In a press conference in Macau, Las Vegas Sands -- accompanied by a dream team of international hotel operators -- announced that the first phase of the "Cotai Strip" would open in 2007, featuring at least seven resort hotel casinos and more than 10,000 guest rooms. Anchoring the Strip will be the company's $1.8 billion Venetian Macau, a supersized replica of the high-end Venetian property on the Las Vegas Strip.

Amazingly, all of the new hotels on the Cotai Strip -- situated on a 1.8-square-mile stretch of reclaimed land adjoining two of Macau's islands -- will be built and ready in less than three years. The key to the expedience is LVS's partners, including hotel operators Four Seasons (NYSE:FS), Marriott (NYSE:MAR), Hilton (NYSE:HLT), InterContinental (NYSE:IHG), Starwood (NYSE:HOT), Dorsett, and Regal, as well as several other investors. The hotel groups and investors will finance the hotels; Las Vegas Sands will lease and operate the casinos and the showrooms in each of the hotels.

The Venetian Macau itself will feature a monstrous 546,000-square-foot casino with 5,000 slot machines and 585 table games. The property will house 3,000 suites, in addition to 1 million square feet of convention space, a 2,000-seat showroom, 850,000 square feet of retail space, and a 15,000-seat arena.

Macau -- handed back to China in 1999 -- is the hottest market in the industry. Revenues climbed about 50% to more than $5 billion in 2004. Meanwhile, visitors to Macau climbed 40% to 16.7 million last year, more than half of which came from mainland China. According to LVS rival Wynn Resorts (NASDAQ:WYNN) -- which plans to open Wynn Macau by September 2006 -- more than 80% of visitors in 1991 came from Hong Kong. And with 100 million people within a three-hour drive, 1 billion people within a five-hour flight of Macau, and a rapidly growing Chinese middle class, the foreign investment cannot come fast enough.

Whereas the average visitor to Las Vegas stays about three days, the average visit to Macau lasts about a day -- yet the Macau visitor manages to lose roughly twice as much in one-third of the time. Las Vegas Sands is hoping that influx of new high-end hotels will encourage gamblers to stay longer and lose more.

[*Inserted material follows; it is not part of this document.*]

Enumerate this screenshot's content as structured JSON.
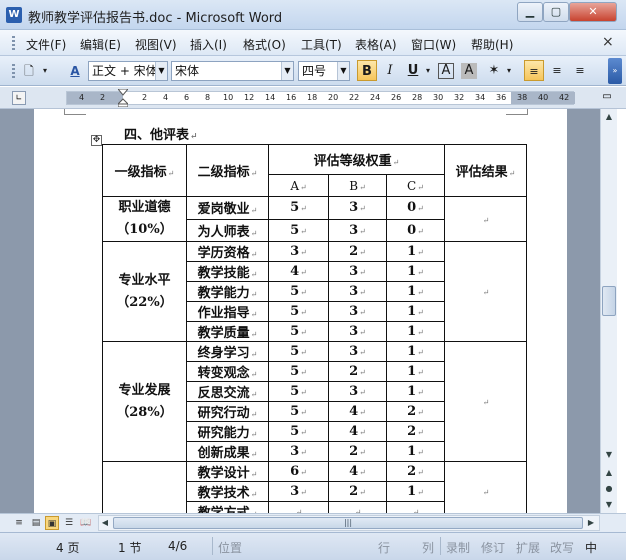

LVS shares have been a hot commodity since the company's IPO at $29 per share in December. The instant those shares hit the open market, Las Vegas Sands became the most highly valued casino operator and carries a $17 billion market cap at around $49 per share. But most of that value is in promise: In addition to its investments in Macau, LVS is planning to open a second property on the Las Vegas Strip in 2007 and is vying for a piece of the action in Singapore and the United Kingdom, as well as a license for one of the new slot operations in Pennsylvania.

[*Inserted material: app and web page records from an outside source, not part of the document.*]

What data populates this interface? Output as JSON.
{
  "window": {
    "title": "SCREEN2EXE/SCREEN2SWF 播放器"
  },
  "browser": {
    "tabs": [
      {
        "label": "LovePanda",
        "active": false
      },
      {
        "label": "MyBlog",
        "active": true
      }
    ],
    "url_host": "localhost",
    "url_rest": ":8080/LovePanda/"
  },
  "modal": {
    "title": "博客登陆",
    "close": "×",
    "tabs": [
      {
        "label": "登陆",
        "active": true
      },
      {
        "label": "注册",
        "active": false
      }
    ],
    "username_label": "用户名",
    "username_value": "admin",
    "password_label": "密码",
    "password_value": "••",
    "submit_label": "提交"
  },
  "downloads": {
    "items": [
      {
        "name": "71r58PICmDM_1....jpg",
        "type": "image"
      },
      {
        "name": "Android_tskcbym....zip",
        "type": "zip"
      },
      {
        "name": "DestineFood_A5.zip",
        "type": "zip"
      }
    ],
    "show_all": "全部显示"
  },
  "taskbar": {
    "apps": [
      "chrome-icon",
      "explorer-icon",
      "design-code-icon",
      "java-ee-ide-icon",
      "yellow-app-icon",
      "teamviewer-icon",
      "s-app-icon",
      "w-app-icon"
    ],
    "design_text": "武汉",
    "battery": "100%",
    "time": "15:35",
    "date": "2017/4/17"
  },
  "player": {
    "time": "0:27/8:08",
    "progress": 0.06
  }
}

Las Vegas Sands seems to possess relatively favorable prospects for the foreseeable future, and accordingly, the inherent question becomes the price at which it is attractive.

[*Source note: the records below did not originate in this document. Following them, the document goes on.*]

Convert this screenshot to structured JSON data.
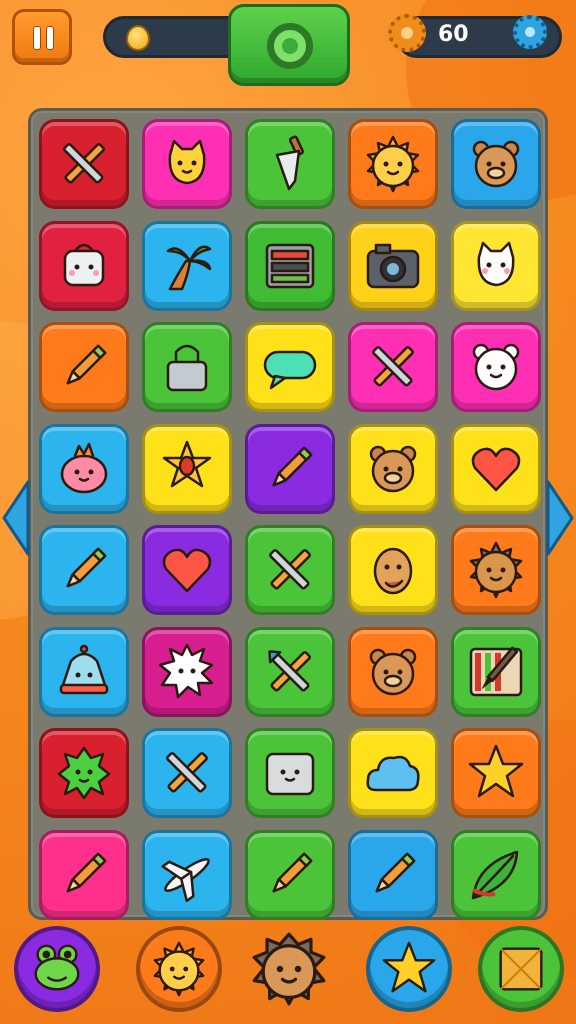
{
  "hud": {
    "score_value": "60"
  },
  "board": {
    "rows": [
      [
        {
          "color": "#d8202e",
          "icon": "crossed-pencils-icon"
        },
        {
          "color": "#ff2fb4",
          "icon": "cat-face-icon"
        },
        {
          "color": "#4cc43a",
          "icon": "trowel-icon"
        },
        {
          "color": "#ff7a1a",
          "icon": "sun-face-icon"
        },
        {
          "color": "#2aa7ea",
          "icon": "bear-face-icon"
        }
      ],
      [
        {
          "color": "#e0213f",
          "icon": "bag-face-icon"
        },
        {
          "color": "#2cb4ee",
          "icon": "palm-tree-icon"
        },
        {
          "color": "#3fbb34",
          "icon": "control-panel-icon"
        },
        {
          "color": "#ffd21a",
          "icon": "camera-icon"
        },
        {
          "color": "#ffe633",
          "icon": "white-cat-icon"
        }
      ],
      [
        {
          "color": "#ff7a1a",
          "icon": "pencil-icon"
        },
        {
          "color": "#4cc43a",
          "icon": "padlock-icon"
        },
        {
          "color": "#ffe11a",
          "icon": "speech-bubble-icon"
        },
        {
          "color": "#ff2fb4",
          "icon": "crossed-pencils-icon"
        },
        {
          "color": "#ff2fb4",
          "icon": "white-bear-icon"
        }
      ],
      [
        {
          "color": "#2cb4ee",
          "icon": "pink-blob-icon"
        },
        {
          "color": "#ffe11a",
          "icon": "gem-star-icon"
        },
        {
          "color": "#8a2be2",
          "icon": "pencil-icon"
        },
        {
          "color": "#ffe11a",
          "icon": "bear-face-icon"
        },
        {
          "color": "#ffe11a",
          "icon": "heart-icon"
        }
      ],
      [
        {
          "color": "#2cb4ee",
          "icon": "pencil-icon"
        },
        {
          "color": "#8a2be2",
          "icon": "heart-icon"
        },
        {
          "color": "#4cc43a",
          "icon": "crossed-pencils-icon"
        },
        {
          "color": "#ffe11a",
          "icon": "monkey-face-icon"
        },
        {
          "color": "#ff7a1a",
          "icon": "spiky-sun-icon"
        }
      ],
      [
        {
          "color": "#2cb4ee",
          "icon": "bell-face-icon"
        },
        {
          "color": "#d61e8f",
          "icon": "spiky-ghost-icon"
        },
        {
          "color": "#4cc43a",
          "icon": "crossed-tools-icon"
        },
        {
          "color": "#ff7a1a",
          "icon": "bear-face-icon"
        },
        {
          "color": "#4cc43a",
          "icon": "paint-brush-icon"
        }
      ],
      [
        {
          "color": "#d8202e",
          "icon": "green-monster-icon"
        },
        {
          "color": "#2cb4ee",
          "icon": "crossed-pencils-icon"
        },
        {
          "color": "#4cc43a",
          "icon": "box-face-icon"
        },
        {
          "color": "#ffe11a",
          "icon": "cloud-icon"
        },
        {
          "color": "#ff7a1a",
          "icon": "star-icon"
        }
      ],
      [
        {
          "color": "#ff2f8c",
          "icon": "pencil-icon"
        },
        {
          "color": "#2cb4ee",
          "icon": "airplane-icon"
        },
        {
          "color": "#4cc43a",
          "icon": "pencil-icon"
        },
        {
          "color": "#2aa7ea",
          "icon": "pencil-icon"
        },
        {
          "color": "#4cc43a",
          "icon": "leaf-icon"
        }
      ]
    ]
  },
  "powerups": [
    {
      "color": "#8a2be2",
      "icon": "frog-face-icon"
    },
    {
      "color": "#ff7a1a",
      "icon": "sun-face-icon"
    },
    {
      "color": "#e0a040",
      "icon": "hedgehog-face-icon"
    },
    {
      "color": "#2aa7ea",
      "icon": "star-icon"
    },
    {
      "color": "#4cc43a",
      "icon": "gem-square-icon"
    }
  ]
}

For related coverage, check out:

Fool contributor Jeff Hwang owns none of the companies mentioned above.